"The Big Stall" by Jim Schutze, November 13
Inland Port Foolishness
The only thing worse than a carpetbagger is a convening or collaboration of the same. Apparently, Jim Schutze has resorted to the pandering and positioning ways of his past. To make matters worse, his alliance with the Allen Group and allegations against the Perot Alliance are baseless, condescending and unwarranted.
If you were to ever drive by the Galleria mall area and all of the ancillary businesses within close proximity, it stands to reason that there was at some point a comprehensive plan. Even residential neighborhoods need some sort of forward-looking schematic or template in order that the proposed development thrives and grows.
So why isn't Dallas County's southern sector and my constituency worthy of something more than a night-vision flyby?

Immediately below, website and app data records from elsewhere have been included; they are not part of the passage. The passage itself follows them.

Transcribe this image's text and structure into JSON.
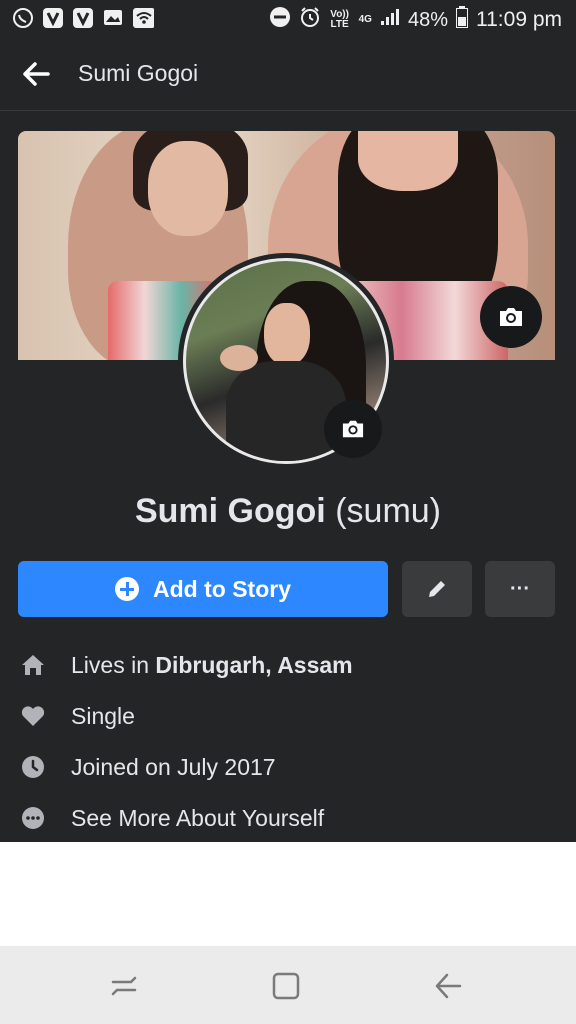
{
  "status_bar": {
    "left_icons": [
      "whatsapp-icon",
      "v-app-icon",
      "v-app-icon-2",
      "image-icon",
      "wifi-hotspot-icon"
    ],
    "volte": "Vo)) LTE",
    "network": "4G",
    "battery": "48%",
    "time": "11:09 pm"
  },
  "header": {
    "title": "Sumi Gogoi"
  },
  "profile": {
    "name": "Sumi Gogoi",
    "alt_name": "(sumu)"
  },
  "actions": {
    "add_story_label": "Add to Story",
    "more_label": "···"
  },
  "info": [
    {
      "icon": "home-icon",
      "prefix": "Lives in ",
      "bold": "Dibrugarh, Assam"
    },
    {
      "icon": "heart-icon",
      "prefix": "Single",
      "bold": ""
    },
    {
      "icon": "clock-icon",
      "prefix": "Joined on July 2017",
      "bold": ""
    },
    {
      "icon": "more-dots-icon",
      "prefix": "See More About Yourself",
      "bold": ""
    }
  ],
  "colors": {
    "background": "#242526",
    "accent": "#2d88ff",
    "secondary_button": "#3a3b3c"
  }
}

I have had no conversations or contact with the Perot family or their representatives regarding Southern Dallas. In fact, as the longest-standing and arguably most controversial member of the court, I would be shocked to have anyone approach me about killing a worthwhile project in my district. Only a carpetbagger who was not privileged to Dallas history over the past 25 years would make that pitch.
No one wants to see the inland port become successful anymore than me. However, when you look at the blighted areas of the southern sector it becomes obvious that due diligence and prudent preparation were lacking. We don't need another eyesore with limited growth potential. We need to eye a plan that will become the economic engine that we have been deprived of for far too long.
I was under the impression that Jim was getting counseling for that carpetbagger syndrome. A native of Detroit who was freed from its press (no pun intended) should have acquired some level of respect for those of us who study these issues daily by now. But if a Gertrude Stein's "rose is a rose," then I guess a carpetbagger will always be a carpetbagger, and it's hell to pay when a few of them get together!
Dallas County Commissioner John Wiley Price
Protection of a transportation entity through legislation? Why, we are the home of it. Dallas-Fort Worth is to transportation market manipulation what waste management is to New Jersey. B-I-G F-R-A-U-D. What am I talking about? Oh this little thing called the Wright Amendment. Thought that was settled? Try flying to LAX out of Love Field. Or Chicago. Or Denver or...you get the picture. What's that old saying? Only in Dallas.
Don Abbott, via dallasobserver.com
"Ye of Little Faith," by Margaret Downing, November 13
When companies pay insurance carriers hundreds of thousands of dollars to insure that their injured employees will be brought back to health and returned to employment, it is done in good faith. A worker can be in severe pain [and too] disabled to return to work and their career but forced to go to one hearing after another and in front of a judge to get the treatment they are entitled to under TWCC rules, yet the insurance companies pay doctors to rule in their favor.
The injured workers lose their homes, cars, credit and income and are still injured. Yet, Texas Mutual and other companies like them do not want to be held accountable and pay for basically ruining lives and financial futures of the injured? If the courts banish bad-faith cases, then there are virtually no repercussions for insurance companies who pocket corporations' funds and lose them their injured workers.
Sue Stinson, Spring, via dallasobserver.com
The Dallas Observer is looking for an experienced reporter and writer for a full-time staff job. The ideal candidate is...well, the ideal candidate is Bob Woodward, but since he's busy, we'll settle for someone with a strong reporting background and demonstrated ability to dig up insightful, unusual stories about Dallas. Applicants should know how to tell Shinola from that other stuff and possess an eye for detail and a talent for long-form, narrative-driven writing. If you think that's you and have the clips to prove it, mail them and your résumé to Mark Donald, 2501 Oak Lawn Ave., Suite 700, Dallas, TX 75219 or [email protected].